→ What you have to do: Give the following records again in full and without alteration.

(App and web page records)

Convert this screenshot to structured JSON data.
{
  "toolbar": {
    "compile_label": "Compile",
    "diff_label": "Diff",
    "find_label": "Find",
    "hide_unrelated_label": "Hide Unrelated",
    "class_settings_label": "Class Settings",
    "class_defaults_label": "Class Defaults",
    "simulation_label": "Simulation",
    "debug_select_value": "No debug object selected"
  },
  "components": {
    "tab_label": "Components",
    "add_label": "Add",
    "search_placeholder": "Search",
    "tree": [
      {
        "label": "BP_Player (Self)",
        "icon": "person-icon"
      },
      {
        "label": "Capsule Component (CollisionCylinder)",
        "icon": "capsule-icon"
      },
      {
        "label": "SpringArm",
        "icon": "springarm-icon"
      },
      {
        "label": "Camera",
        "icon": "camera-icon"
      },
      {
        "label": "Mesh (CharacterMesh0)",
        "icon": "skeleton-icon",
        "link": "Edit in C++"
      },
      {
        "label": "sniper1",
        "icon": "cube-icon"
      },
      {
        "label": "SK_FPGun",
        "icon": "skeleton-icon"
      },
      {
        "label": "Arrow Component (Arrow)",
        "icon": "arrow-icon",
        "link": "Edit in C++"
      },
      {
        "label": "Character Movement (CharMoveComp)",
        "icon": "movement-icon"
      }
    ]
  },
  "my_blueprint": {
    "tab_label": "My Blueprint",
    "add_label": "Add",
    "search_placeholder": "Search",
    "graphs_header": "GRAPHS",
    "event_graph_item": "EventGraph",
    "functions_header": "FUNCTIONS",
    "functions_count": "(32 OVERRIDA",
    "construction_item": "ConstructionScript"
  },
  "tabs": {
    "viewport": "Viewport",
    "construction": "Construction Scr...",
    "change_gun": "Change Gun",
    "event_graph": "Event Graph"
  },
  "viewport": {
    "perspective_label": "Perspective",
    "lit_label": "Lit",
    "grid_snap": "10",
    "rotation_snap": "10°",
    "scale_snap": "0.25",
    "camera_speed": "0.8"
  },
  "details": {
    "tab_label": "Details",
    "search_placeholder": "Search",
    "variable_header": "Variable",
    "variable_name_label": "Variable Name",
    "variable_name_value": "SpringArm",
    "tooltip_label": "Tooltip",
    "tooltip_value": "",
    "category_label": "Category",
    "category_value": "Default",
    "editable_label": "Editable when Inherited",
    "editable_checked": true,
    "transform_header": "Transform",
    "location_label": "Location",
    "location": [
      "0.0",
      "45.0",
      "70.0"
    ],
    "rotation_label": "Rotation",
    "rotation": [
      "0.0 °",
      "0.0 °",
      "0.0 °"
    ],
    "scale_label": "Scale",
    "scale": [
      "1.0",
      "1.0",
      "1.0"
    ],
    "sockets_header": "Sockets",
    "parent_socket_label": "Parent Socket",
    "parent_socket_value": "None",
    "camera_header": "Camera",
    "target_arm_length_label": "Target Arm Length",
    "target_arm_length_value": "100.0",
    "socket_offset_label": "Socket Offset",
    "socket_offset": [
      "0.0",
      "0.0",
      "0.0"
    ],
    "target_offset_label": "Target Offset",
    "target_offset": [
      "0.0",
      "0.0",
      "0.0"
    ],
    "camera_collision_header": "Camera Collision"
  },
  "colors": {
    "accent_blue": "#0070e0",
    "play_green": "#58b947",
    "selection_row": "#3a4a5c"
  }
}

→ Response to this task:
Convert this screenshot to structured JSON data.
{
  "toolbar": {
    "compile_label": "Compile",
    "diff_label": "Diff",
    "find_label": "Find",
    "hide_unrelated_label": "Hide Unrelated",
    "class_settings_label": "Class Settings",
    "class_defaults_label": "Class Defaults",
    "simulation_label": "Simulation",
    "debug_select_value": "No debug object selected"
  },
  "components": {
    "tab_label": "Components",
    "add_label": "Add",
    "search_placeholder": "Search",
    "tree": [
      {
        "label": "BP_Player (Self)",
        "icon": "person-icon"
      },
      {
        "label": "Capsule Component (CollisionCylinder)",
        "icon": "capsule-icon"
      },
      {
        "label": "SpringArm",
        "icon": "springarm-icon"
      },
      {
        "label": "Camera",
        "icon": "camera-icon"
      },
      {
        "label": "Mesh (CharacterMesh0)",
        "icon": "skeleton-icon",
        "link": "Edit in C++"
      },
      {
        "label": "sniper1",
        "icon": "cube-icon"
      },
      {
        "label": "SK_FPGun",
        "icon": "skeleton-icon"
      },
      {
        "label": "Arrow Component (Arrow)",
        "icon": "arrow-icon",
        "link": "Edit in C++"
      },
      {
        "label": "Character Movement (CharMoveComp)",
        "icon": "movement-icon"
      }
    ]
  },
  "my_blueprint": {
    "tab_label": "My Blueprint",
    "add_label": "Add",
    "search_placeholder": "Search",
    "graphs_header": "GRAPHS",
    "event_graph_item": "EventGraph",
    "functions_header": "FUNCTIONS",
    "functions_count": "(32 OVERRIDA",
    "construction_item": "ConstructionScript"
  },
  "tabs": {
    "viewport": "Viewport",
    "construction": "Construction Scr...",
    "change_gun": "Change Gun",
    "event_graph": "Event Graph"
  },
  "viewport": {
    "perspective_label": "Perspective",
    "lit_label": "Lit",
    "grid_snap": "10",
    "rotation_snap": "10°",
    "scale_snap": "0.25",
    "camera_speed": "0.8"
  },
  "details": {
    "tab_label": "Details",
    "search_placeholder": "Search",
    "variable_header": "Variable",
    "variable_name_label": "Variable Name",
    "variable_name_value": "SpringArm",
    "tooltip_label": "Tooltip",
    "tooltip_value": "",
    "category_label": "Category",
    "category_value": "Default",
    "editable_label": "Editable when Inherited",
    "editable_checked": true,
    "transform_header": "Transform",
    "location_label": "Location",
    "location": [
      "0.0",
      "45.0",
      "70.0"
    ],
    "rotation_label": "Rotation",
    "rotation": [
      "0.0 °",
      "0.0 °",
      "0.0 °"
    ],
    "scale_label": "Scale",
    "scale": [
      "1.0",
      "1.0",
      "1.0"
    ],
    "sockets_header": "Sockets",
    "parent_socket_label": "Parent Socket",
    "parent_socket_value": "None",
    "camera_header": "Camera",
    "target_arm_length_label": "Target Arm Length",
    "target_arm_length_value": "100.0",
    "socket_offset_label": "Socket Offset",
    "socket_offset": [
      "0.0",
      "0.0",
      "0.0"
    ],
    "target_offset_label": "Target Offset",
    "target_offset": [
      "0.0",
      "0.0",
      "0.0"
    ],
    "camera_collision_header": "Camera Collision"
  },
  "colors": {
    "accent_blue": "#0070e0",
    "play_green": "#58b947",
    "selection_row": "#3a4a5c"
  }
}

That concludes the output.